Last year, on March 24, the Central Government imposed India’s first nationwide lockdown to contain the spread of COVID-19 virus. These restrictions brought everything to a halt — industries were shut, trains and flights were suspended, schools and offices closed. India’s economy, like rest of the world, was threatened by the pandemic. The worst affected in this situation were the people who had migrated to other cities from their native villages, who were already finding it hard to survive and with the sudden lockdown, their vulnerabilities were further exposed. This led to a migrant crisis that is said to be the biggest human exodus since the partition of the country in 1947. Lakhs of migrants, left stranded in unknown cities, decided to take long journeys to return to their villages on foot. Millions walked hundreds, thousands of kilometers — many died on their way. A year later, their struggle continues.
The inevitable dilemma
After the five-month long lockdown, when both state and central governments started to uplift restrictions in a phased manner, labourers, who had exhausted all the little money they had, started looking for work again. Forced by extreme poverty and hunger, they worked for extremely low wages in and around their villages. With wounds of the lockdown still fresh, they were determined to not return to the cities that had abandoned them but as soon as the roads were opened and railways announced special trains, they started having second thoughts. The limited prospects and resources in their villages started to create pressure in the community. Thinking about survival, and calculating the risks, these helpless labourers have started to return to the cities.
One such state where the labourers have started migrating to the cities again is the central Indian state of Chhattisgarh. Most of the labourers of Baijanpuri village and its surrounding areas in Bhanupratappur Block in Kanker district have already moved or are planning to migrate to other states in search of work opportunities.
A month before the lockdown, Gajendra Rawate, a resident of Baijanpuri, had travelled 300 km to Maharashtra to work as a construction labourer. “I had to face several challenges while returning to my village after the lockdown was suddenly imposed. After my return, I started doing work that offered very little to survive,” he shared. Echoing his thoughts were Daleshwar Koratia, Suresh Yadav and Makhan Koratiya of the same village who were also in Maharashtra at the time of the lockdown. With no promising jobs here, all of them are planning to return to Maharashtra.
All the labourers from village Jampara in Kanchur Gram Panchayat have again migrated due to lack of work. Mukesh Kumar who belongs to the same group of migrants, informed that after the end of paddy harvesting season, there is no work left in this area. “We migrate to big cities like Bangalore. Till next sowing season, we work in cities earning fair wages and then return to work in the fields in our villages,” informed Mukesh.
High expectations from MGNREGA
Ever since its inception in 2006, the Mahatma Gandhi National Rural Employment Guarantee Act (MNREGA) has served as a credible lifeline for millions of vulnerable rural people.

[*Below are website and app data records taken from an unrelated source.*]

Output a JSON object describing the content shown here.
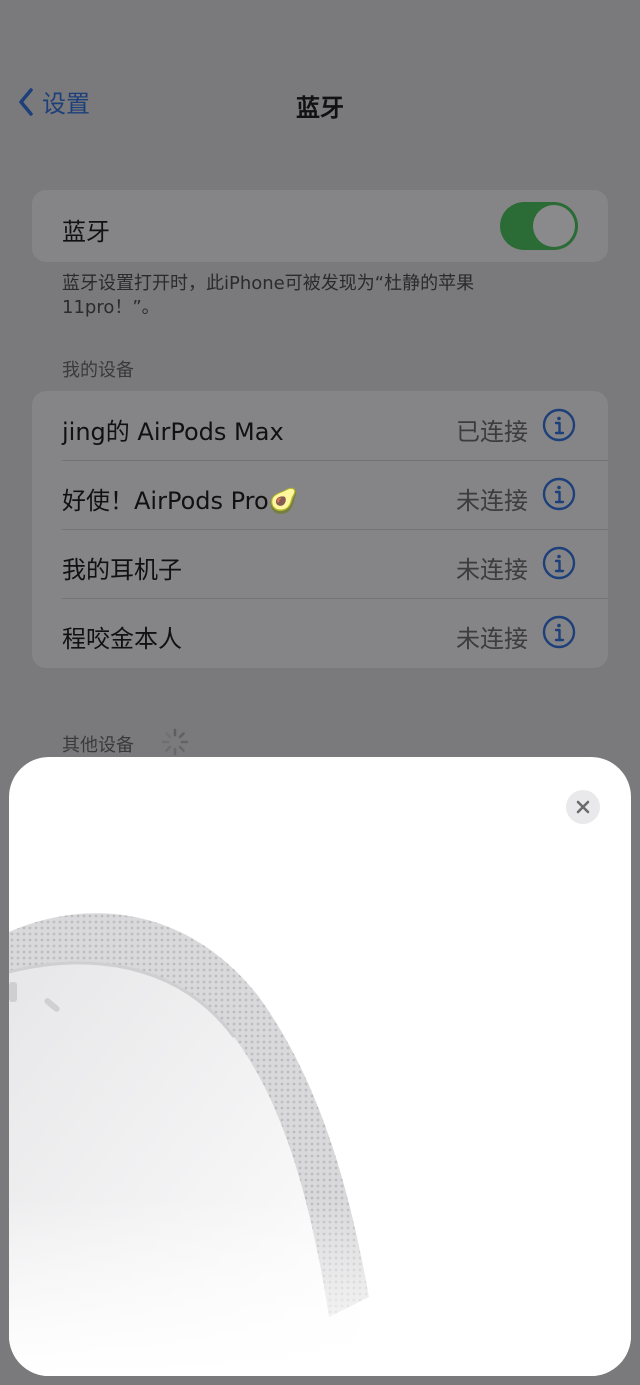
{
  "nav": {
    "back_label": "设置",
    "title": "蓝牙"
  },
  "bluetooth": {
    "label": "蓝牙",
    "enabled": true,
    "hint": "蓝牙设置打开时，此iPhone可被发现为“杜静的苹果11pro！”。"
  },
  "my_devices": {
    "header": "我的设备",
    "items": [
      {
        "name": "jing的 AirPods Max",
        "status": "已连接"
      },
      {
        "name": "好使！AirPods Pro🥑",
        "status": "未连接"
      },
      {
        "name": "我的耳机子",
        "status": "未连接"
      },
      {
        "name": "程咬金本人",
        "status": "未连接"
      }
    ]
  },
  "other_devices": {
    "header": "其他设备"
  },
  "sheet": {
    "image_icon": "airpods-max-headband-image",
    "close_icon": "close-icon"
  },
  "colors": {
    "accent": "#1d3f7a",
    "toggle_on": "#2a6b36",
    "sheet_bg": "#ffffff",
    "dim_bg": "#7a7a7c"
  }
}
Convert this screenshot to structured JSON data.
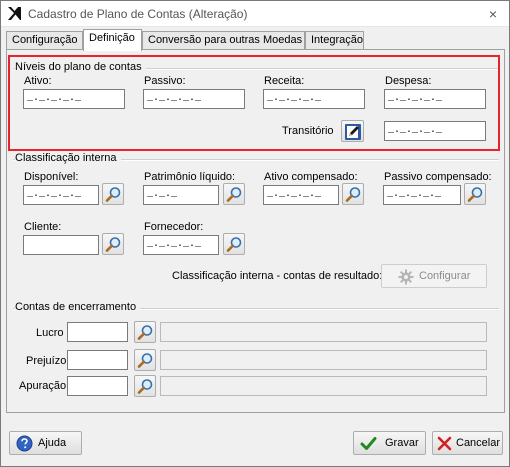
{
  "window": {
    "title": "Cadastro de Plano de Contas (Alteração)",
    "close_symbol": "×"
  },
  "tabs": [
    {
      "label": "Configuração"
    },
    {
      "label": "Definição"
    },
    {
      "label": "Conversão para outras Moedas"
    },
    {
      "label": "Integração"
    }
  ],
  "niveis": {
    "title": "Níveis do plano de contas",
    "ativo_label": "Ativo:",
    "ativo_value": "_._._._._",
    "passivo_label": "Passivo:",
    "passivo_value": "_._._._._",
    "receita_label": "Receita:",
    "receita_value": "_._._._._",
    "despesa_label": "Despesa:",
    "despesa_value": "_._._._._",
    "transitorio_label": "Transitório",
    "transitorio_value": "_._._._._"
  },
  "classificacao": {
    "title": "Classificação interna",
    "disponivel_label": "Disponível:",
    "disponivel_value": "_._._._._",
    "patrimonio_label": "Patrimônio líquido:",
    "patrimonio_value": "_._._",
    "ativo_comp_label": "Ativo compensado:",
    "ativo_comp_value": "_._._._._",
    "passivo_comp_label": "Passivo compensado:",
    "passivo_comp_value": "_._._._._",
    "cliente_label": "Cliente:",
    "cliente_value": "",
    "fornecedor_label": "Fornecedor:",
    "fornecedor_value": "_._._._._",
    "resultado_label": "Classificação interna - contas de resultado:",
    "configurar_label": "Configurar"
  },
  "encerramento": {
    "title": "Contas de encerramento",
    "lucro_label": "Lucro",
    "prejuizo_label": "Prejuízo",
    "apuracao_label": "Apuração"
  },
  "footer": {
    "ajuda_label": "Ajuda",
    "gravar_label": "Gravar",
    "cancelar_label": "Cancelar"
  }
}
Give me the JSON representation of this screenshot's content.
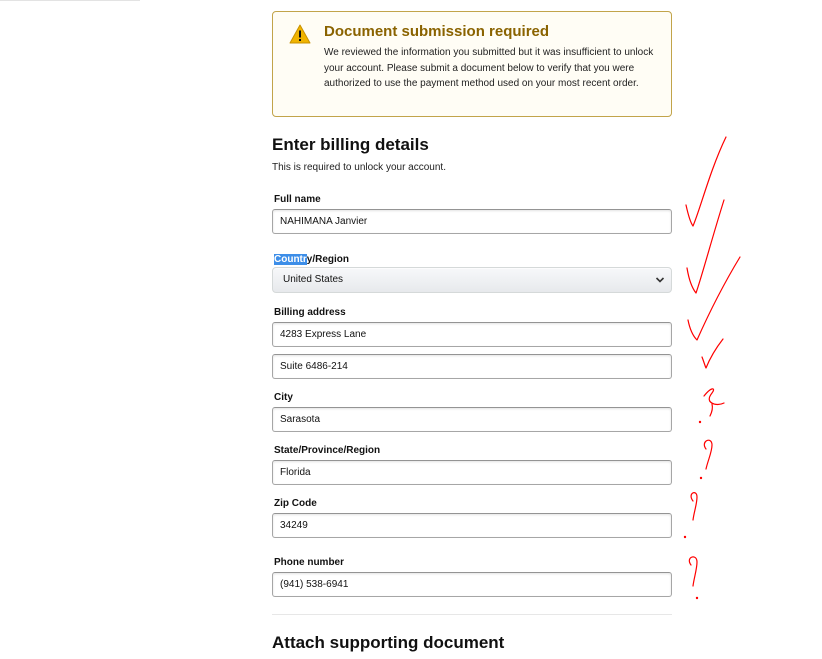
{
  "alert": {
    "icon": "warning-icon",
    "title": "Document submission required",
    "body": "We reviewed the information you submitted but it was insufficient to unlock your account. Please submit a document below to verify that you were authorized to use the payment method used on your most recent order.",
    "accent_color": "#c2a44a",
    "title_color": "#8a6300"
  },
  "billing": {
    "heading": "Enter billing details",
    "subtext": "This is required to unlock your account.",
    "full_name": {
      "label": "Full name",
      "value": "NAHIMANA Janvier"
    },
    "country": {
      "label_highlighted": "Countr",
      "label_rest": "y/Region",
      "selected": "United States",
      "icon": "chevron-down-icon"
    },
    "billing_address": {
      "label": "Billing address",
      "line1": "4283 Express Lane",
      "line2": "Suite 6486-214"
    },
    "city": {
      "label": "City",
      "value": "Sarasota"
    },
    "state": {
      "label": "State/Province/Region",
      "value": "Florida"
    },
    "zip": {
      "label": "Zip Code",
      "value": "34249"
    },
    "phone": {
      "label": "Phone number",
      "value": "(941) 538-6941"
    }
  },
  "attach": {
    "heading": "Attach supporting document"
  },
  "annotation_color": "#ff0000"
}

In the wake of the COVID-19 lockdown, MNREGA was expected to play a crucial role and support the returning workers. However, it has not been able to meet the employment demand of rural workers over the past few years, couldn’t serve to this newly created gap of unemployment.
In cities, the labourers would get anything between `300 to 400 for a day’s work while under MGNREGA, they are paid only `190 for the same work. For labour work other than under MGNREGA, the per capita wage in Baijanpuri region varies from `150 to 200 per day. Comparative high wages in cities is one of the major reasons why villagers choose to migrate.
Also, after working for a few months in big cities, labourers return to their villages with a lump sum amount that allows them to meet the needs of their families in a smooth manner. The labourers informed that their families are usually not in the favour of them migrating to these big cities but for money, they leave their villages against their wishes.
Claims vs reality
While commenting on the current situation, as the labourers have started to migrate back to the cities, Pankaj Brijpuria, District Labour Officer, said “About 3,700 labourers had returned to the district during the lockdown. The efforts have been to provide them ample employment opportunities under MGNREGA. Even then, if villagers want to go out for work, we cannot stop them.” This is contrary to the lived experiences narrated by the labourers.
In several areas, work under MGNREGA has started while many other areas are still waiting for its execution. In modern times, a lot of labour work has been replaced by machines and that has decreased job opportunities for labours at local level. Migration, they say, is the only option despite the horrid experience they had to suffer during the lockdown last year.